10 min 15 sec
Dr. Madison Pierce is Assistant Professor of New Testament at Trinity Evangelical Divinity School and has written Divine Discourse in the Epistle to the Hebrews (Cambridge University Press, 2020), among other works. She talks about her journey with the biblical languages, and then helps us appreciate the meaning and eloquence of Hebrews’ opening sentence. In particular, she emphasizes the aspect of continuity in God’s speech through the prophets and through the Son.
10 min 12 sec
Dr. Doug Penney, Associate Professor of Classical Languages at Wheaton College, discusses how he encourages students to read outside the canon of Scripture in order to sharpen their translation skills. Often, when students read a New Testament book in Greek, they rely on their memory to produce a translation. Reading Tobit, a book of the Apocrypha, takes them to a text they do not know.
9 min 1 sec

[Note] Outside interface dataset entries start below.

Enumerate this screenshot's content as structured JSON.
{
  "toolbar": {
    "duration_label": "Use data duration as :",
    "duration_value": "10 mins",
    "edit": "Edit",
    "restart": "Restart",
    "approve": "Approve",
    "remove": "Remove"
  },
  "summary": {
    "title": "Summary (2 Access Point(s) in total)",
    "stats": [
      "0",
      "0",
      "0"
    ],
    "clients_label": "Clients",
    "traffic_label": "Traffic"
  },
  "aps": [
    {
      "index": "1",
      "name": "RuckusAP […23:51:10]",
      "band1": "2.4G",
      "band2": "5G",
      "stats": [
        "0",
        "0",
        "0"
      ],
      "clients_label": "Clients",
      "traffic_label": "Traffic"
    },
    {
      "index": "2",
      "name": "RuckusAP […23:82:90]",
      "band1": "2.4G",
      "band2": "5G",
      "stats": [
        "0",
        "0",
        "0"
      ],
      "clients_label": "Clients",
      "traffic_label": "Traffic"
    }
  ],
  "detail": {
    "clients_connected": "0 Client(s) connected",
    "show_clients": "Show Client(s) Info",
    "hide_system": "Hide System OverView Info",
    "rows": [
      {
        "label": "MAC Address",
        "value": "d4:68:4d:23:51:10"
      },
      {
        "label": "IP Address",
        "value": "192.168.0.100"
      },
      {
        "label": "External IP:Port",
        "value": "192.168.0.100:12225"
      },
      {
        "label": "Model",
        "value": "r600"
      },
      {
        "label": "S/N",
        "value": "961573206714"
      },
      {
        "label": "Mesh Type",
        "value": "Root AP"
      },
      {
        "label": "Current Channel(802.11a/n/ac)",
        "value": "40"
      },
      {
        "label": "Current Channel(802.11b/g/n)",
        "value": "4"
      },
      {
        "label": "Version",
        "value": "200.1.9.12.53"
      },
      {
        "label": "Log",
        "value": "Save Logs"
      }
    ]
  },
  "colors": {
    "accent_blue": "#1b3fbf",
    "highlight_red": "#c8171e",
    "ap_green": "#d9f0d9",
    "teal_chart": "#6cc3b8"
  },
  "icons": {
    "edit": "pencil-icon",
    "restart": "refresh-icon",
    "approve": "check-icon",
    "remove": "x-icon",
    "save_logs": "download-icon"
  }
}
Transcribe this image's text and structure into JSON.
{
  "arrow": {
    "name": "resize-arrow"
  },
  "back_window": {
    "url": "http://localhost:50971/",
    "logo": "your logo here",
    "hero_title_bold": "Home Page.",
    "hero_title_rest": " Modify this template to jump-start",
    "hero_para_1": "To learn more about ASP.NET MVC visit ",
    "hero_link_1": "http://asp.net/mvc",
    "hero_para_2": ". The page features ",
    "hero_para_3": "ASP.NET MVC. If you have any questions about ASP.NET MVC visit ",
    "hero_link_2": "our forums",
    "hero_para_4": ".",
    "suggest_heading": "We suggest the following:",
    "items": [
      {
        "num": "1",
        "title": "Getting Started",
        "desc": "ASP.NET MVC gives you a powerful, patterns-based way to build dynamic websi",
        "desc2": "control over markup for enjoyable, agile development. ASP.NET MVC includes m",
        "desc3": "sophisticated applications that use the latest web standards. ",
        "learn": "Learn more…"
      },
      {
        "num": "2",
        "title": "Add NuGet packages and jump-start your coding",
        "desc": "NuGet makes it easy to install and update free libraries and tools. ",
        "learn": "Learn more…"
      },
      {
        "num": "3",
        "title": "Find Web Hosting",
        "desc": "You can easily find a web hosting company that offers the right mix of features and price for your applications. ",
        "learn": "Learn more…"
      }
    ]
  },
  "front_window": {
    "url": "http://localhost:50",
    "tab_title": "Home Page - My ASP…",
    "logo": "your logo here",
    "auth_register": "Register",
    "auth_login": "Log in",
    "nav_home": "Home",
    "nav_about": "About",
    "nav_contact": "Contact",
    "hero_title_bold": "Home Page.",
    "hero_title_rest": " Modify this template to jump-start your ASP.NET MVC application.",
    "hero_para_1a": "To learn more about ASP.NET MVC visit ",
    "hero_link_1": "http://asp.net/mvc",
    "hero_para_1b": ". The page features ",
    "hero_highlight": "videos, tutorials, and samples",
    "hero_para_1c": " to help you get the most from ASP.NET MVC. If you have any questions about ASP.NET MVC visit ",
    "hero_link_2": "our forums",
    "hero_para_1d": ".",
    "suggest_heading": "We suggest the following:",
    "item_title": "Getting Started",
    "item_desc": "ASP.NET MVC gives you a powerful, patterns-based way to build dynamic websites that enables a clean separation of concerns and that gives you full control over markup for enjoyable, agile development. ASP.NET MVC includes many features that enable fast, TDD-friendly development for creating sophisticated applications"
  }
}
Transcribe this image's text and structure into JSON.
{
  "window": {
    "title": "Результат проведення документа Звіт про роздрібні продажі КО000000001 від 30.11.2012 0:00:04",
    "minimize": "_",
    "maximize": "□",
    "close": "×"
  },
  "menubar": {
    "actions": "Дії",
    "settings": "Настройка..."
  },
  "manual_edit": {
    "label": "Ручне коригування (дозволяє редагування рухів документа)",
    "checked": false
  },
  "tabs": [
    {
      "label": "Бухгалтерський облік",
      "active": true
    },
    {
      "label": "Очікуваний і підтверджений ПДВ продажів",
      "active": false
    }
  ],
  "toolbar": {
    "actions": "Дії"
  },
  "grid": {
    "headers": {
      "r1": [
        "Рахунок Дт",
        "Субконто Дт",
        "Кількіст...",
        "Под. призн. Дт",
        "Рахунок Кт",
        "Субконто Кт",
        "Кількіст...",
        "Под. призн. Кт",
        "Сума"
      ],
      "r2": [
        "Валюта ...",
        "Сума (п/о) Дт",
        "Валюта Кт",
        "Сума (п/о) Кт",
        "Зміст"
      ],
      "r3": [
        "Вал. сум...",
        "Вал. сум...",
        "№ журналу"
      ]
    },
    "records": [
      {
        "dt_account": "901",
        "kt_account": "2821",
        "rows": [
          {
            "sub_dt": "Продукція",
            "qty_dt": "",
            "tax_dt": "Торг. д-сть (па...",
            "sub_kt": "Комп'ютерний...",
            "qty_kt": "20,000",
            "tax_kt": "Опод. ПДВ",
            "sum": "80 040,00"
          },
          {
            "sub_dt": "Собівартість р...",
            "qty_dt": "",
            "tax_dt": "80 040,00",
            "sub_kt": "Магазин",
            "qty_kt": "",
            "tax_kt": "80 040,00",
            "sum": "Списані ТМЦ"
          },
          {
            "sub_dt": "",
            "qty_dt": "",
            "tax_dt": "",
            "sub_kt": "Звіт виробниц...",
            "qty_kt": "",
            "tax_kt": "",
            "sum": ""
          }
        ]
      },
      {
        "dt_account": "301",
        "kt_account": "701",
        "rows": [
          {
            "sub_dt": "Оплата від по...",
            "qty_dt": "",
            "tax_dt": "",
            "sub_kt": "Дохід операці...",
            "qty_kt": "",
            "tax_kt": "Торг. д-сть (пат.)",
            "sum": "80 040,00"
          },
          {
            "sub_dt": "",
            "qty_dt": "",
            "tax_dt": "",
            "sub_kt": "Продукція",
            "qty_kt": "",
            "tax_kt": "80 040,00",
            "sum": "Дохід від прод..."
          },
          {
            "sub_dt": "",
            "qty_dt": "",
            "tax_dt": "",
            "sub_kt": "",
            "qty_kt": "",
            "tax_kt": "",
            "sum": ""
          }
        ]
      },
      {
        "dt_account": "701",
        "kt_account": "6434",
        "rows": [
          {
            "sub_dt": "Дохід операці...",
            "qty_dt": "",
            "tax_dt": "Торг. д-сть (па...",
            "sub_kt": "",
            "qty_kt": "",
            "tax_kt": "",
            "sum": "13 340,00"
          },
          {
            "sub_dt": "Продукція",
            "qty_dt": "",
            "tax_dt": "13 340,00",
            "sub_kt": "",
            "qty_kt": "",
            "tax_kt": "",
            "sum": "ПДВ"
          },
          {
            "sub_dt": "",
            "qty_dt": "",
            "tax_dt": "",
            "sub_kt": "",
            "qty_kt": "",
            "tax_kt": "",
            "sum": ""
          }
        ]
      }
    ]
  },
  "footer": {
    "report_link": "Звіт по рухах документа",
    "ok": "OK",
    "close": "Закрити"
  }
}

Dr. Bill Mounce is the the founder and President of BiblicalTraining.org, and the author of a major commentary on Paul’s letters to Timothy and Titus. In a separate podcast titled “BiblicalTraining.org” we heard more of his life and work. In this episode he joins Dr. Capes to talk about the interpretation, translation, implications, and preaching of Paul’s reference to the “naming of the Name of the Lord” in 2 Tim. 2:19.
9 min 58 sec
Dr. Michael Graves is the Armerding Professor of Biblical Studies at Wheaton College. He has produced several books and articles, including a modern translation of Jerome’s Commentary on Jeremiah (IVP Academic, 2012). He is currently working on his own commentary on the same prophet. In this episode, Dr. Graves discusses the “tin woodman theology” behind a text of Scripture that is on many refrigerators, and rightly so: Jeremiah 29:11.
10 min 18 sec
Dr. Philip Ryken, president of Wheaton College and Professor of Theology, joins David Capes to discuss both the context and meaning of a popular verse these days, Jeremiah 29:7. What is the semantic range of the word often translated “welfare” or “peace”? How could that have meaning for people not living in exile? Or are we?
11 min 14 sec
Dr. Aubrey Buster, Assistant Professor of Old Testament at Wheaton College, contemplates how a translation of an ambiguous word can reflect and/or lead to serious errors of perception, including perceptions of race and social class. A common Hebrew conjunction used in Song of Songs 1:5 could be read as “black but beautiful” or “black and beautiful.” The latter, “and,” is more likely contextually, though it has long been translated as “but.”
8 min 5 sec
Dr. Julie Newberry, Assistant Professor of New Testament at Wheaton College, joins Dr. Capes to consider the ramifications of the kind of “dark joy” found among the Jerusalem leaders who conspired with Judas to betray Jesus (Luke 22:5). Sometimes, “joy” in Luke is morally ambivalent.
8 min 21 sec
Dr. Daniel J. Treier is the Gunther H. Knoedler Professor of Theology at Wheaton Graduate School, and Ph.D. program director. He has authored numerous books and articles, including the award-winning Introducing Evangelical Theology. He has written a commentary on Proverbs & Ecclesiastes, and is starting another on Philippians. He reflects on the question: Why would a theologian who majors in Christian doctrine value knowledge of Greek? (Spoiler alert: He does very much value and promote this knowledge.)
9 min 40 sec
Dr. Scott Callaham is Lecturer of Hebrew and Old Testament at Baptist Theological Seminary, Singapore. He has authored and edited a number of books and articles and is currently completing a new teaching grammar of Biblical Aramaic. Dr. Callaham discusses the form, meaning, and theological significance of the Aramaic term Abba, which Jesus uses in his prayer in the Garden of Gethsemane and which also appears twice in Paul’s writings.
10 min 6 sec